The detail that everybody always notes about this adventure is that it’s rooms have descriptions but placement of monsters and treasure is left to the DM. The adventure is explicitly a teaching tool, meant to help starting Dungeon Masters learn their craft.
However, what struck me were the traps. Trap design is an art with a lot of development and effort through the history of roleplaying game design, after all.
One trap consist of two identical rooms. Once the characters enter one, they’re teleported to the other without realizing. This way, once they continue their adventure, their mapping is confused.
This is of course connected to the idea that the players draw the map at the gaming table as the DM describes the rooms and corridors of the dungeon.
Another trap consists of a series of magical pools.
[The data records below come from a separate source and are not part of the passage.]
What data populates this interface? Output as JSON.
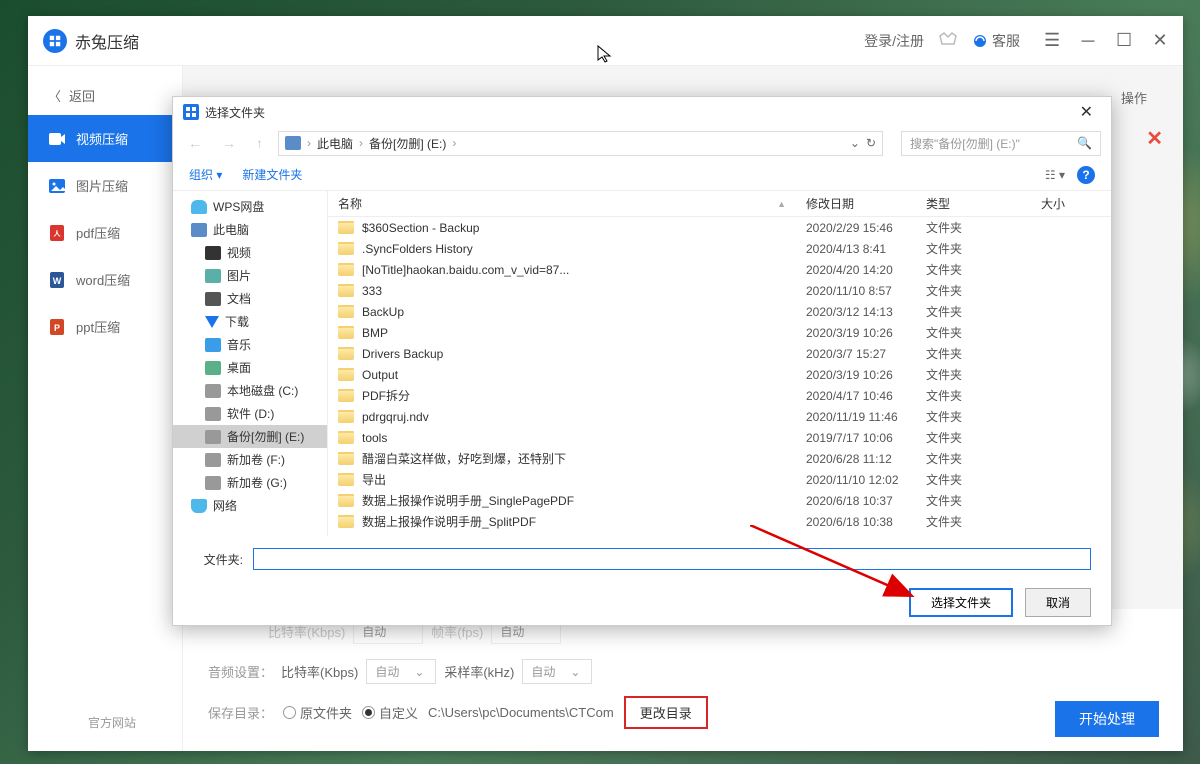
{
  "app": {
    "title": "赤兔压缩"
  },
  "titlebar": {
    "login": "登录/注册",
    "vip": "VIP",
    "customer_service": "客服"
  },
  "sidebar": {
    "back": "返回",
    "items": [
      {
        "label": "视频压缩"
      },
      {
        "label": "图片压缩"
      },
      {
        "label": "pdf压缩"
      },
      {
        "label": "word压缩"
      },
      {
        "label": "ppt压缩"
      }
    ],
    "footer": "官方网站"
  },
  "content": {
    "ops_header": "操作",
    "partial": {
      "bitrate_label": "比特率(Kbps)",
      "bitrate_val": "自动",
      "fps_label": "帧率(fps)",
      "fps_val": "自动"
    },
    "audio": {
      "label": "音频设置：",
      "bitrate_label": "比特率(Kbps)",
      "bitrate_val": "自动",
      "sample_label": "采样率(kHz)",
      "sample_val": "自动"
    },
    "save": {
      "label": "保存目录：",
      "orig": "原文件夹",
      "custom": "自定义",
      "path": "C:\\Users\\pc\\Documents\\CTCom",
      "change": "更改目录"
    },
    "start": "开始处理"
  },
  "dialog": {
    "title": "选择文件夹",
    "breadcrumb": {
      "this_pc": "此电脑",
      "drive": "备份[勿删] (E:)"
    },
    "search_placeholder": "搜索\"备份[勿删] (E:)\"",
    "toolbar": {
      "organize": "组织",
      "new_folder": "新建文件夹"
    },
    "tree": [
      {
        "label": "WPS网盘",
        "icon": "ic-cloud"
      },
      {
        "label": "此电脑",
        "icon": "ic-pc"
      },
      {
        "label": "视频",
        "icon": "ic-vid",
        "sub": true
      },
      {
        "label": "图片",
        "icon": "ic-pic",
        "sub": true
      },
      {
        "label": "文档",
        "icon": "ic-doc",
        "sub": true
      },
      {
        "label": "下载",
        "icon": "ic-dl",
        "sub": true
      },
      {
        "label": "音乐",
        "icon": "ic-music",
        "sub": true
      },
      {
        "label": "桌面",
        "icon": "ic-desk",
        "sub": true
      },
      {
        "label": "本地磁盘 (C:)",
        "icon": "ic-disk",
        "sub": true
      },
      {
        "label": "软件 (D:)",
        "icon": "ic-disk",
        "sub": true
      },
      {
        "label": "备份[勿删] (E:)",
        "icon": "ic-disk",
        "sub": true,
        "selected": true
      },
      {
        "label": "新加卷 (F:)",
        "icon": "ic-disk",
        "sub": true
      },
      {
        "label": "新加卷 (G:)",
        "icon": "ic-disk",
        "sub": true
      },
      {
        "label": "网络",
        "icon": "ic-net"
      }
    ],
    "columns": {
      "name": "名称",
      "date": "修改日期",
      "type": "类型",
      "size": "大小"
    },
    "files": [
      {
        "name": "$360Section - Backup",
        "date": "2020/2/29 15:46",
        "type": "文件夹"
      },
      {
        "name": ".SyncFolders History",
        "date": "2020/4/13 8:41",
        "type": "文件夹"
      },
      {
        "name": "[NoTitle]haokan.baidu.com_v_vid=87...",
        "date": "2020/4/20 14:20",
        "type": "文件夹"
      },
      {
        "name": "333",
        "date": "2020/11/10 8:57",
        "type": "文件夹"
      },
      {
        "name": "BackUp",
        "date": "2020/3/12 14:13",
        "type": "文件夹"
      },
      {
        "name": "BMP",
        "date": "2020/3/19 10:26",
        "type": "文件夹"
      },
      {
        "name": "Drivers Backup",
        "date": "2020/3/7 15:27",
        "type": "文件夹"
      },
      {
        "name": "Output",
        "date": "2020/3/19 10:26",
        "type": "文件夹"
      },
      {
        "name": "PDF拆分",
        "date": "2020/4/17 10:46",
        "type": "文件夹"
      },
      {
        "name": "pdrgqruj.ndv",
        "date": "2020/11/19 11:46",
        "type": "文件夹"
      },
      {
        "name": "tools",
        "date": "2019/7/17 10:06",
        "type": "文件夹"
      },
      {
        "name": "醋溜白菜这样做，好吃到爆，还特别下",
        "date": "2020/6/28 11:12",
        "type": "文件夹"
      },
      {
        "name": "导出",
        "date": "2020/11/10 12:02",
        "type": "文件夹"
      },
      {
        "name": "数据上报操作说明手册_SinglePagePDF",
        "date": "2020/6/18 10:37",
        "type": "文件夹"
      },
      {
        "name": "数据上报操作说明手册_SplitPDF",
        "date": "2020/6/18 10:38",
        "type": "文件夹"
      }
    ],
    "folder_label": "文件夹:",
    "folder_value": "",
    "select_btn": "选择文件夹",
    "cancel_btn": "取消"
  }
}
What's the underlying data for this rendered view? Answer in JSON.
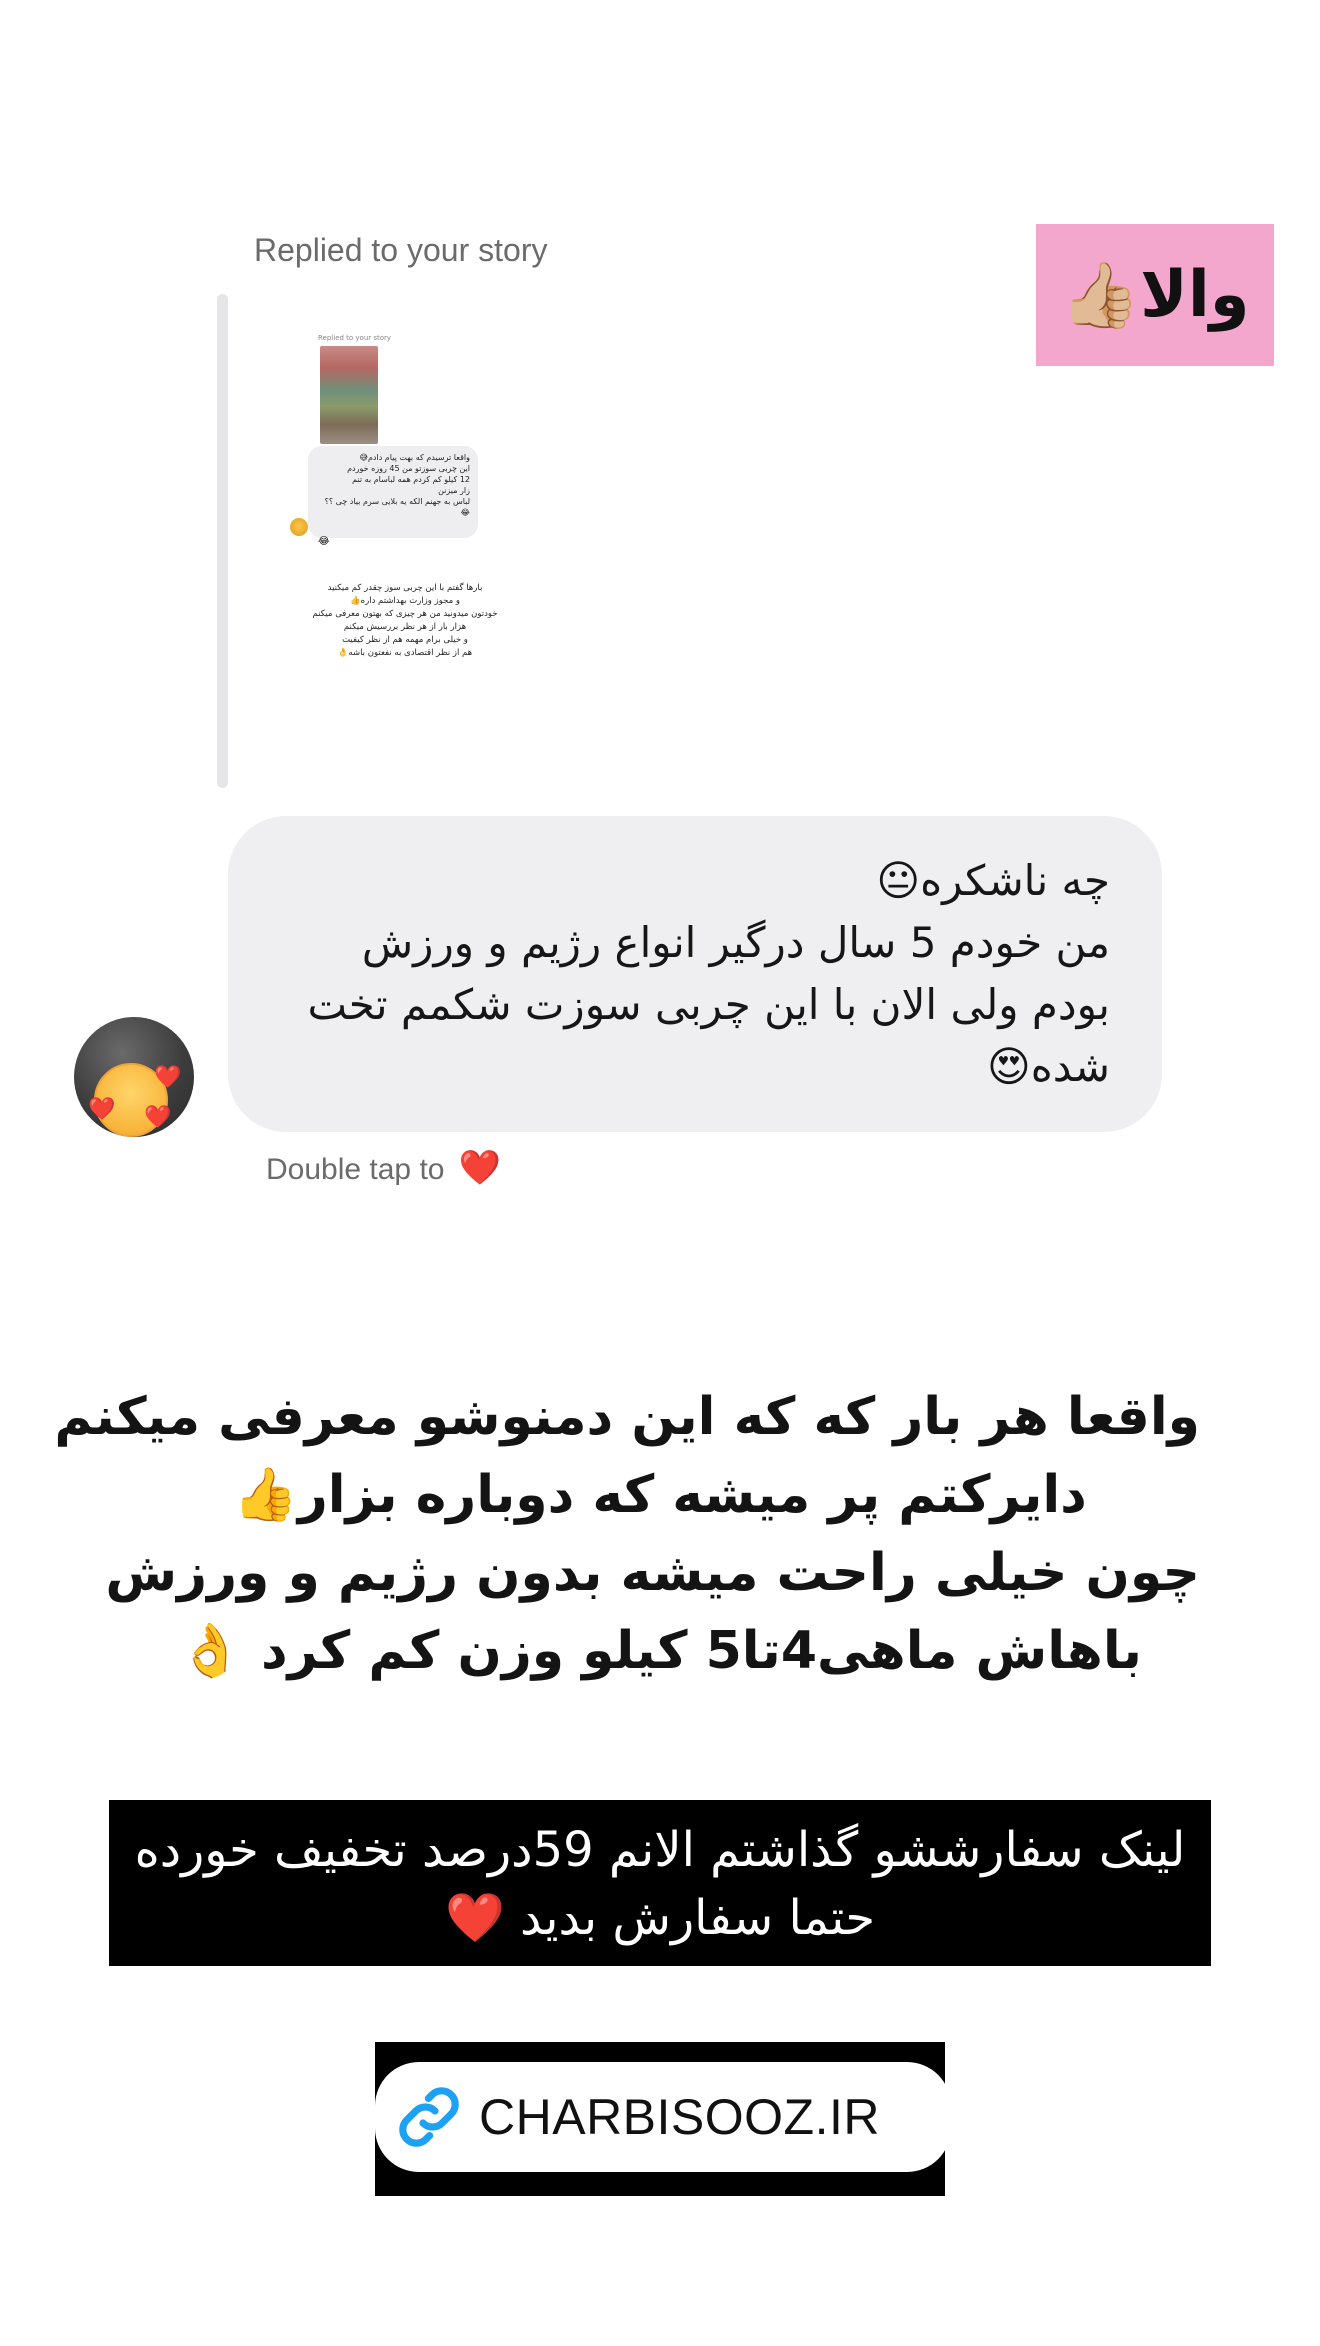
{
  "sticker": {
    "text": "والا",
    "emoji": "👍🏼"
  },
  "reply": {
    "label": "Replied to your story"
  },
  "mini_story": {
    "replied_label": "Replied to your story",
    "bubble_lines": [
      "واقعا ترسیدم که بهت پیام دادم😅",
      "این چربی سوزتو من 45 روزه خوردم",
      "12 کیلو کم کردم همه لباسام به تنم",
      "زار میزنن",
      "لباس به جهنم الکه یه بلایی سرم بیاد چی ؟؟",
      "😂"
    ],
    "bubble_emoji": "😂",
    "text_lines": [
      "بارها گفتم با این چربی سوز چقدر کم میکنید",
      "و مجوز وزارت بهداشتم داره👍",
      "خودتون میدونید من هر چیزی که بهتون معرفی میکنم",
      "هزار بار از هر نظر بررسیش میکنم",
      "و خیلی برام مهمه هم از نظر کیفیت",
      "هم از نظر اقتصادی به نفعتون باشه👌"
    ]
  },
  "message": {
    "lines": [
      "چه ناشکره😐",
      "من خودم 5 سال درگیر انواع رژیم و ورزش",
      "بودم ولی الان با این چربی سوزت شکمم تخت",
      "شده😍"
    ]
  },
  "avatar": {
    "emoji": "☺️",
    "hearts": "❤️"
  },
  "double_tap": {
    "text": "Double tap to",
    "heart": "❤️"
  },
  "caption": {
    "lines": [
      "واقعا هر بار که که این دمنوشو معرفی میکنم",
      "دایرکتم پر میشه که دوباره بزار👍",
      "چون خیلی راحت میشه بدون رژیم و ورزش",
      "باهاش ماهی4تا5 کیلو وزن کم کرد 👌"
    ]
  },
  "banner": {
    "line1": "لینک سفارششو گذاشتم الانم 59درصد تخفیف خورده",
    "line2": "حتما سفارش بدید",
    "heart": "❤️"
  },
  "link": {
    "text": "CHARBISOOZ.IR",
    "icon": "link-icon",
    "icon_color": "#1da1f2"
  },
  "colors": {
    "sticker_bg": "#f4a7cd",
    "bubble_bg": "#efeff1",
    "banner_bg": "#000000"
  }
}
The characters can drink from each, and they have various interesting effects. This creates chaos, and that can be fun. It’s a simple expression of a dungeon feature that’s designed not so much to damage the characters or cause hardship but rather just to introduce an element of chance.
The Keep on the Borderlands is a campaign setting in miniature. It has a town (the titular Keep) where characters can buy stuff, rest and talk to people. It has a small wilderness area with encounters and finally a dungeon, The Caves of Chaos. If we’re using the 5th edition conversion, it also has the dungeon of In Search of the Unknown.
In its basic setup, The Keep on the Borderlands is classic D&D in a pure form. You’re a bunch of adventurers who come from civilization. Your job is to go to a cave where people of the wrong race live, exterminate them and take their stuff.
Nowadays this basic setup gets prettified with more justifications for why the adventurers do what they do. Perhaps the goblins ambushed travelers, as in the 5e adventure Lost Mine of Phandelver.
Looking closer at the design of The Caves of Chaos, it’s interesting that it stresses the idea of a dungeon ecosystem. How do all the creatures who live in the dungeon interact? This time, there are descriptions of how the different tribes of gnolls or orcs think about the others, and what do they do in times of crisis. (Such as when adventurers roll in.)